No matter who you are, no matter what you write, there is going to be someone, somewhere, who hates what you’ve endeavored to create. You’re going to get some negative reviews. Some of them are going to be brutal. Prepare yourself mentally for the criticism, allow yourself a single moment to feel the sting, then get up, brush yourself off, and move on. No one likes to be criticized, least of all authors, who often pour their heart and soul into the works they create. It hurts when someone tears that down, but its going to happen, so you’re better off accepting that fact at the outset. Sometimes, the people who hate your work will tell you WHY they hated it. This is invaluable information to have. It may be something you want to look toward changing. It may not.
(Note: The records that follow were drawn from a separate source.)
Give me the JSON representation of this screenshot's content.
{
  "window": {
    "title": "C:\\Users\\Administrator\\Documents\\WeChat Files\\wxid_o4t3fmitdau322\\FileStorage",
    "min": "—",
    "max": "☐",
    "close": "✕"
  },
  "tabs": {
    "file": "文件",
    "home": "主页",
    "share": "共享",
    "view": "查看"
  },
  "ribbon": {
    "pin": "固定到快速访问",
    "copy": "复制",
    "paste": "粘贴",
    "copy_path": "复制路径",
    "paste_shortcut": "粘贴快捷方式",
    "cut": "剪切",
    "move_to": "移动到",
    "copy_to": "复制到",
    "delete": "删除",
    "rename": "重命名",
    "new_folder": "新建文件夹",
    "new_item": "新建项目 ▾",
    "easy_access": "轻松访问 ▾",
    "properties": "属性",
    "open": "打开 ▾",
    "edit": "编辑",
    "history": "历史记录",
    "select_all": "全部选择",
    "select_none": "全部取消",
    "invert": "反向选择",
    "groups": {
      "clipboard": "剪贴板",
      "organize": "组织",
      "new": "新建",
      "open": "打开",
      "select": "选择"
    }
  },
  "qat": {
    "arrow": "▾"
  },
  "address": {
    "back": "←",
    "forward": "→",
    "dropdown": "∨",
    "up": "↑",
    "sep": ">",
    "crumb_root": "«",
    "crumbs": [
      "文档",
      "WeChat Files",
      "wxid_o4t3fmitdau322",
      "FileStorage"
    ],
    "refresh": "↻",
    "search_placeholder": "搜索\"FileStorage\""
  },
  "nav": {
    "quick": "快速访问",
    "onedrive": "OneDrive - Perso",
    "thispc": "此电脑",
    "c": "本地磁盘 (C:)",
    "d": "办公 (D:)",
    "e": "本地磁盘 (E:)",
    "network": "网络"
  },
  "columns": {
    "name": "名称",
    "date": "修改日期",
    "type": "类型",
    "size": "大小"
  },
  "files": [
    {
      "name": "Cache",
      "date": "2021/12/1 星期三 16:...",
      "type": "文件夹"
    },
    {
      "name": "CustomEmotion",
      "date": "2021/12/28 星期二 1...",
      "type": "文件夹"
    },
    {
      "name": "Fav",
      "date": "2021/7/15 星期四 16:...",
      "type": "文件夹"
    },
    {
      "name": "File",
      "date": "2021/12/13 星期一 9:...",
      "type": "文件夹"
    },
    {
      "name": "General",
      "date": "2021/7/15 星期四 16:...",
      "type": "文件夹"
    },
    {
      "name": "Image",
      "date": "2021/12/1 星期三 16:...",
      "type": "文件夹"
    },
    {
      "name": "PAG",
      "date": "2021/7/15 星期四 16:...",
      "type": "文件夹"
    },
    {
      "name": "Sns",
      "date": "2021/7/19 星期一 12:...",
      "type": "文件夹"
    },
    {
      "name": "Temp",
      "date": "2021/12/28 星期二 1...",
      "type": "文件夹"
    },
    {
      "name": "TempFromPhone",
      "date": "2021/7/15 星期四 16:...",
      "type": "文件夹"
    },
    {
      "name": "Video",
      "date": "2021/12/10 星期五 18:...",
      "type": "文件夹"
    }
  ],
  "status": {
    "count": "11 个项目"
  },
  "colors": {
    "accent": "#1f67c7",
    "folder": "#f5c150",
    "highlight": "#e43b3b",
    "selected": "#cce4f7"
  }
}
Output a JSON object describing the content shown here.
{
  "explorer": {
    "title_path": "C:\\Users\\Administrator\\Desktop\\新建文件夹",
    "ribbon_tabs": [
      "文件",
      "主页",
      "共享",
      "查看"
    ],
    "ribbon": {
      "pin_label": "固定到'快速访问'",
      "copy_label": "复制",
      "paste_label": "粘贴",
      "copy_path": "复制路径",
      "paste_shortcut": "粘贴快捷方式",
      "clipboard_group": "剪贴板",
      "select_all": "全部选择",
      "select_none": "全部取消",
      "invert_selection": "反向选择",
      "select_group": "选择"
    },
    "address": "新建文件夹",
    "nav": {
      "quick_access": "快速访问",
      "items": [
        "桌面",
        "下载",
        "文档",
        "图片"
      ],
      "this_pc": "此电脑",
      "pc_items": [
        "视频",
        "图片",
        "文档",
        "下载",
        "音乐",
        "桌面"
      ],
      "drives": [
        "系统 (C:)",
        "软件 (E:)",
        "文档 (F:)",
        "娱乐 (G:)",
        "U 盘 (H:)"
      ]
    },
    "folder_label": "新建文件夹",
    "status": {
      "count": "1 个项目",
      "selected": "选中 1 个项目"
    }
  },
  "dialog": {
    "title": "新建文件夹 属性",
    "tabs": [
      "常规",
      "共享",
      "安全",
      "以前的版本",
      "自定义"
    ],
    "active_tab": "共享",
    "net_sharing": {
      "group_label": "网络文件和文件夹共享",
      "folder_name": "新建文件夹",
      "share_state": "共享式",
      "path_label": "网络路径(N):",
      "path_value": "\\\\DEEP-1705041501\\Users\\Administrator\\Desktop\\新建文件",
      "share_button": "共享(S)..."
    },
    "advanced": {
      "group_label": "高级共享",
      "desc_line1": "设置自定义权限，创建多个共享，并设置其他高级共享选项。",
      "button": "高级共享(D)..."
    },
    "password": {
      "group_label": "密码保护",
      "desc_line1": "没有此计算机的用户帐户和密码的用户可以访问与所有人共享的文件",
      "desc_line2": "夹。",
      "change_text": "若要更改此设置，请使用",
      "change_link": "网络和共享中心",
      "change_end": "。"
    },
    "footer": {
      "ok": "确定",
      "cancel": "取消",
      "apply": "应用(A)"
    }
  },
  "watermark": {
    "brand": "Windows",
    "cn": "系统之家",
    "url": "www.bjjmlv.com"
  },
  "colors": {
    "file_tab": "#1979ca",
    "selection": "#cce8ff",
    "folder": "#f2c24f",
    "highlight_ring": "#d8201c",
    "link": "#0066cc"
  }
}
Either way, you’ve been given feedback about your work and that is how you grow as a writer.
4. Don’t Take Things Too Seriously
A writer, particularly an independent writer, needs to hone their ability to laugh at themselves. Sometimes, things are just going to go horribly wrong. You’re going to write something that stinks. You’re going to get a bad review. You’re going to accidentally delete a months worth of backups of the story you’ve been working on. Things go wrong. As long as you can take them in stride and with a sense of humor, you’ll be ahead of those who take things so seriously that they have no wiggle room for when the unexpected and unfortunate happens.
5. The Golden Rule
Treat others, particularly other independent writers, the way you’d want them to treat you. The more we, as a group, succeed, the closer we come to forcing a change in the paradigm of traditional publishing. It behooves us to help our fellow authors find success. There are millions of people out there who are looking for good content. It is up to us, as writers, to produce the best, most professional content we can and provide to our consumers. If you have tips or tricks that could help out your fellow authors, don’t be bashful about sharing them.
As I said. There is no master plan for success as a writer. Sometimes its a struggle, but it doesnt have to be a lonely one engage your fellow authors and enjoy their company on the journey.
I hope these tips help someone out.